Wax myrtle flowers are a beautiful addition to any garden. They come in a wide range of colors and can be very beneficial for butterflies and bees if you want to go the natural way.
If you want your flowers to last longer, make sure to keep them in a cool location. Also, the humidity will help keep them fresh.
You can make your flowers last even longer by adding a little honey to the water when you water them.
Wax myrtle sun and shade
Most people believe that wax myrtle require high levels of sun to thrive. This isn’t entirely true.
In fact, they will grow in most places in the US, as long as you plant it in fast draining soil and keep it watered. Sun or no sun, your wax myrtle will grow.
However, if you want a plant that has vibrant blooms, then you should consider giving it as much sun as possible.

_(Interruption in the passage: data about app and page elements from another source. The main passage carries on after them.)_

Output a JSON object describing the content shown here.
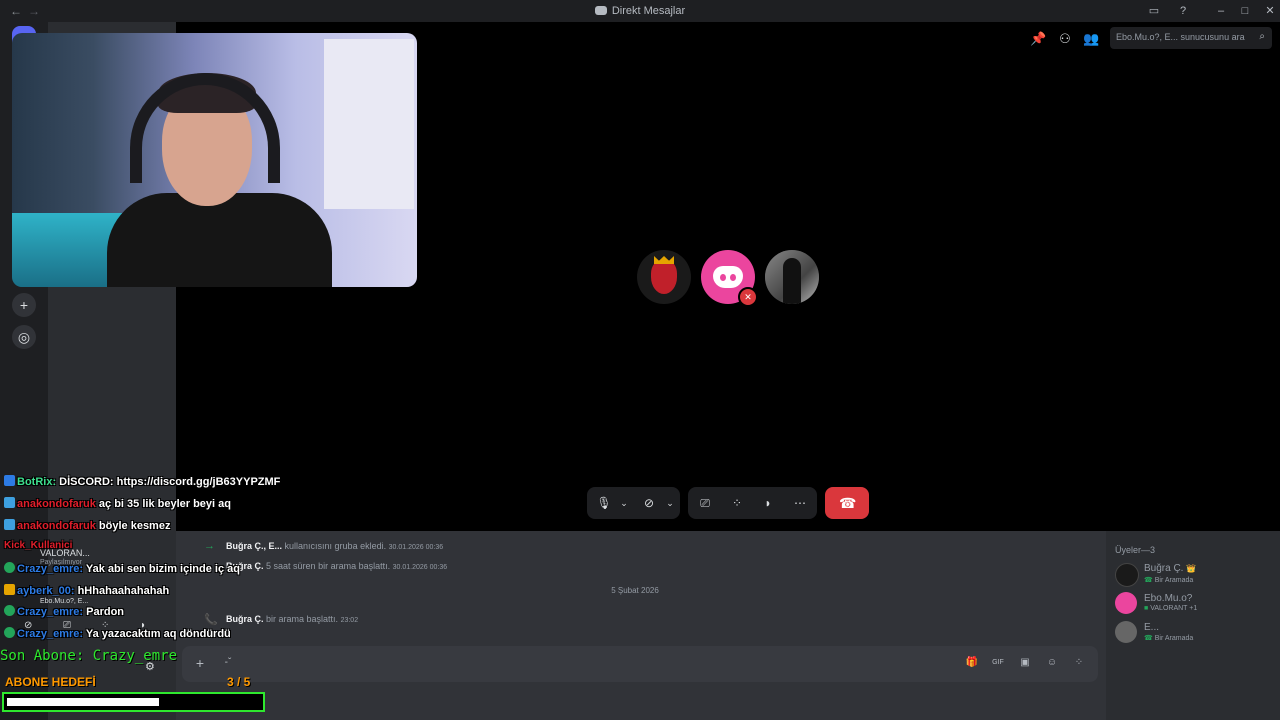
{
  "window": {
    "title": "Direkt Mesajlar",
    "nav_back": "←",
    "nav_forward": "→"
  },
  "stage": {
    "search_placeholder": "Ebo.Mu.o?, E... sunucusunu ara",
    "participants": [
      "Buğra Ç.",
      "Ebo.Mu.o?",
      "E..."
    ]
  },
  "messages": {
    "events": [
      {
        "user": "Buğra Ç., E...",
        "text": "kullanıcısını gruba ekledi.",
        "time": "30.01.2026 00:36"
      },
      {
        "user": "Buğra Ç.",
        "text": "5 saat süren bir arama başlattı.",
        "time": "30.01.2026 00:36"
      },
      {
        "user": "Buğra Ç.",
        "text": "bir arama başlattı.",
        "time": "23:02"
      }
    ],
    "date_divider": "5 Şubat 2026"
  },
  "members": {
    "header": "Üyeler—3",
    "list": [
      {
        "name": "Buğra Ç.",
        "status": "Bir Aramada",
        "crown": "👑"
      },
      {
        "name": "Ebo.Mu.o?",
        "status": "VALORANT +1"
      },
      {
        "name": "E...",
        "status": "Bir Aramada"
      }
    ]
  },
  "overlay": {
    "chat": [
      {
        "user": "BotRix:",
        "text": "DİSCORD: https://discord.gg/jB63YYPZMF",
        "color": "#3ee08f"
      },
      {
        "user": "anakondofaruk",
        "text": "aç bi 35 lik beyler beyi aq",
        "color": "#e01e2b"
      },
      {
        "user": "anakondofaruk",
        "text": "böyle kesmez",
        "color": "#e01e2b"
      },
      {
        "user": "Crazy_emre:",
        "text": "Yak abi sen bizim içinde iç aq",
        "color": "#2d7be5"
      },
      {
        "user": "ayberk_00:",
        "text": "hHhahaahahahah",
        "color": "#2d7be5"
      },
      {
        "user": "Crazy_emre:",
        "text": "Pardon",
        "color": "#2d7be5"
      },
      {
        "user": "Crazy_emre:",
        "text": "Ya yazacaktım aq döndürdü",
        "color": "#2d7be5"
      }
    ],
    "kick_label": "Kick_Kullanici",
    "activity_title": "VALORAN...",
    "activity_sub": "Paylaşılmıyor",
    "mini_user": "Ebo.Mu.o?, E...",
    "last_sub": "Son Abone: Crazy_emre",
    "goal_label": "ABONE HEDEFİ",
    "goal_count": "3  / 5",
    "goal_current": 3,
    "goal_target": 5
  },
  "colors": {
    "accent": "#5865f2",
    "danger": "#da373c",
    "online": "#23a55a",
    "goal": "#2ee82e"
  }
}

If you want a more lush plant, then make sure to give it partial shade (during the middle of the day).
Sources & references used in this article:
The urban forest of Tokyo by S Cheng, JR McBride, K Fukunari – Arboricultural Journal, 1999 – Taylor & Francis
Southern Waxmyrtle by AX Niemiera – 2009 – vtechworks.lib.vt.edu
Residual effectiveness of three pyrethroids on vegetation against adult Aedes albopictus and Culex quinquefasciatus in screened field cages by JE Cilek, CF Hallmon – Journal of the American Mosquito Control …, 2008 – BioOne
Postestablishment landscape performance of Florida native and exotic shrubs under irrigated and nonirrigated conditions by SM Scheiber, EF Gilman, DR Sandrock, M Paz… – …, 2008 – journals.ashs.org
Residual effectiveness of pyrethroid-treated foliage against adult Aedes albopictus and Culex quinquefasciatus in screened field cages by JE Cilek, CF Hallmon – Journal of the American Mosquito Control …, 2006 – BioOne